| What to do |
In the listing below, count the lines containing the string "from". Reply with that number only.
═══ Raw data
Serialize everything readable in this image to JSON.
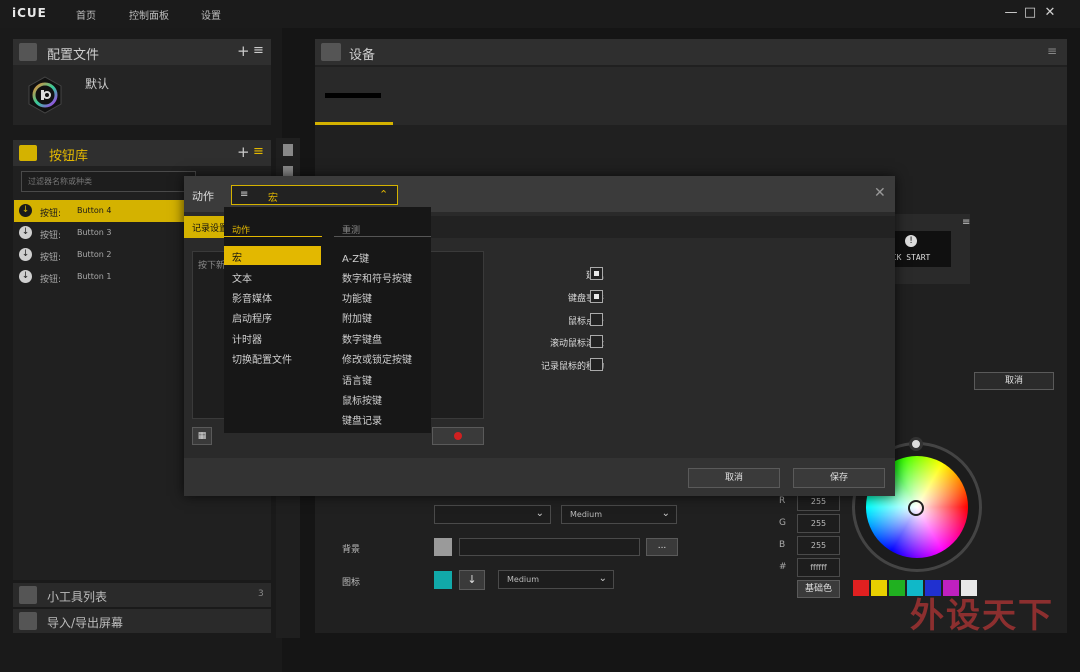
{
  "app": {
    "name": "iCUE"
  },
  "nav": [
    {
      "label": "首页"
    },
    {
      "label": "控制面板"
    },
    {
      "label": "设置"
    }
  ],
  "window_controls": [
    "minimize-icon",
    "maximize-icon",
    "close-icon"
  ],
  "profiles": {
    "title": "配置文件",
    "default_label": "默认"
  },
  "button_library": {
    "title": "按钮库",
    "search_placeholder": "过滤器名称或种类",
    "items": [
      {
        "kind": "按钮:",
        "name": "Button 4",
        "active": true
      },
      {
        "kind": "按钮:",
        "name": "Button 3",
        "active": false
      },
      {
        "kind": "按钮:",
        "name": "Button 2",
        "active": false
      },
      {
        "kind": "按钮:",
        "name": "Button 1",
        "active": false
      }
    ]
  },
  "widgets": {
    "title": "小工具列表",
    "count": "3"
  },
  "import_export": {
    "title": "导入/导出屏幕"
  },
  "devices": {
    "title": "设备",
    "preview_text": "ICK START",
    "cancel": "取消"
  },
  "modal": {
    "title": "动作",
    "selected_action": "宏",
    "record_tab": "记录设置",
    "press_placeholder": "按下新",
    "checkboxes": [
      {
        "label": "延迟",
        "checked": true
      },
      {
        "label": "键盘事件",
        "checked": true
      },
      {
        "label": "鼠标点击",
        "checked": false
      },
      {
        "label": "滚动鼠标滚轮",
        "checked": false
      },
      {
        "label": "记录鼠标的移动",
        "checked": false
      }
    ],
    "cancel": "取消",
    "save": "保存"
  },
  "action_menu": {
    "col1_header": "动作",
    "col1": [
      "宏",
      "文本",
      "影音媒体",
      "启动程序",
      "计时器",
      "切换配置文件"
    ],
    "col2_header": "重测",
    "col2": [
      "A-Z键",
      "数字和符号按键",
      "功能键",
      "附加键",
      "数字键盘",
      "修改或锁定按键",
      "语言键",
      "鼠标按键",
      "键盘记录"
    ]
  },
  "lighting": {
    "medium_1": "Medium",
    "bg_label": "背景",
    "ellipsis": "...",
    "icon_label": "图标",
    "medium_2": "Medium",
    "bg_color": "#9a9a9a",
    "icon_color": "#11a9a9",
    "r_label": "R",
    "r": "255",
    "g_label": "G",
    "g": "255",
    "b_label": "B",
    "b": "255",
    "hex_label": "#",
    "hex": "ffffff",
    "basic_colors": "基础色",
    "swatches": [
      "#e02020",
      "#e8d000",
      "#20b020",
      "#10b8c8",
      "#2030d0",
      "#c020c0",
      "#e8e8e8"
    ]
  },
  "watermark": {
    "text": "外设天下"
  }
}
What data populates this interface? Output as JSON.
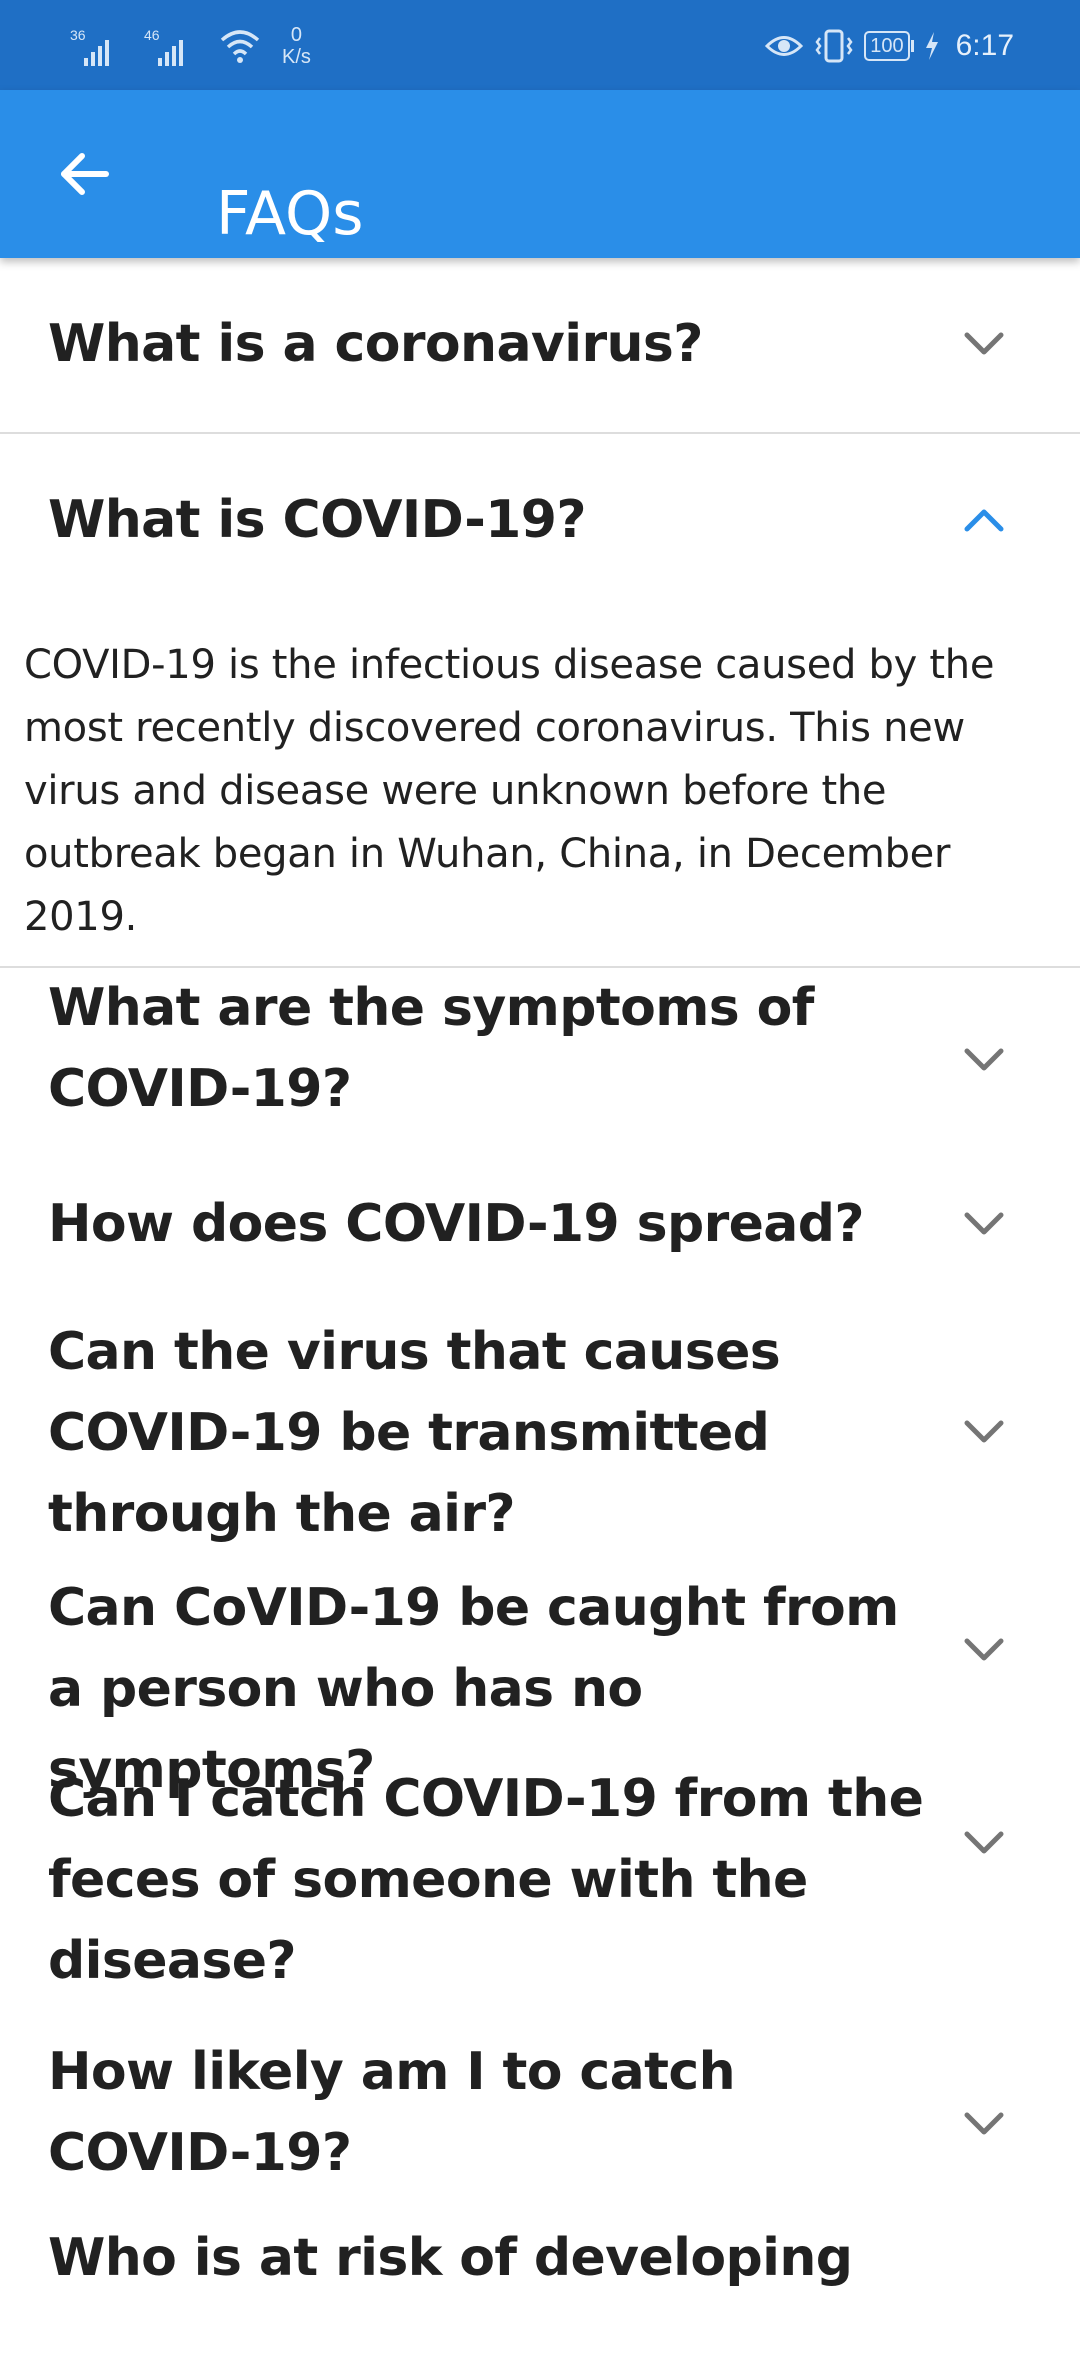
{
  "status_bar": {
    "network_1": "36",
    "network_2": "46",
    "speed_value": "0",
    "speed_unit": "K/s",
    "battery": "100",
    "time": "6:17"
  },
  "app_bar": {
    "title": "FAQs",
    "background": "#2a8ee8"
  },
  "faqs": [
    {
      "question": "What is a coronavirus?",
      "expanded": false
    },
    {
      "question": "What is COVID-19?",
      "expanded": true,
      "answer": "COVID-19 is the infectious disease caused by the most recently discovered coronavirus. This new virus and disease were unknown before the outbreak began in Wuhan, China, in December 2019."
    },
    {
      "question": "What are the symptoms of COVID-19?",
      "expanded": false
    },
    {
      "question": "How does COVID-19 spread?",
      "expanded": false
    },
    {
      "question": "Can the virus that causes COVID-19 be transmitted through the air?",
      "expanded": false
    },
    {
      "question": "Can CoVID-19 be caught from a person who has no symptoms?",
      "expanded": false
    },
    {
      "question": "Can I catch COVID-19 from the feces of someone with the disease?",
      "expanded": false
    },
    {
      "question": "How likely am I to catch COVID-19?",
      "expanded": false
    },
    {
      "question": "Who is at risk of developing",
      "expanded": false
    }
  ],
  "icons": {
    "back": "arrow-back-icon",
    "expand": "chevron-down-icon",
    "collapse": "chevron-up-icon"
  },
  "colors": {
    "accent": "#2a8ee8",
    "status_bar": "#1f6fc5",
    "chevron_collapsed": "#757575",
    "chevron_expanded": "#2a8ee8"
  }
}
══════
| Task solution |
2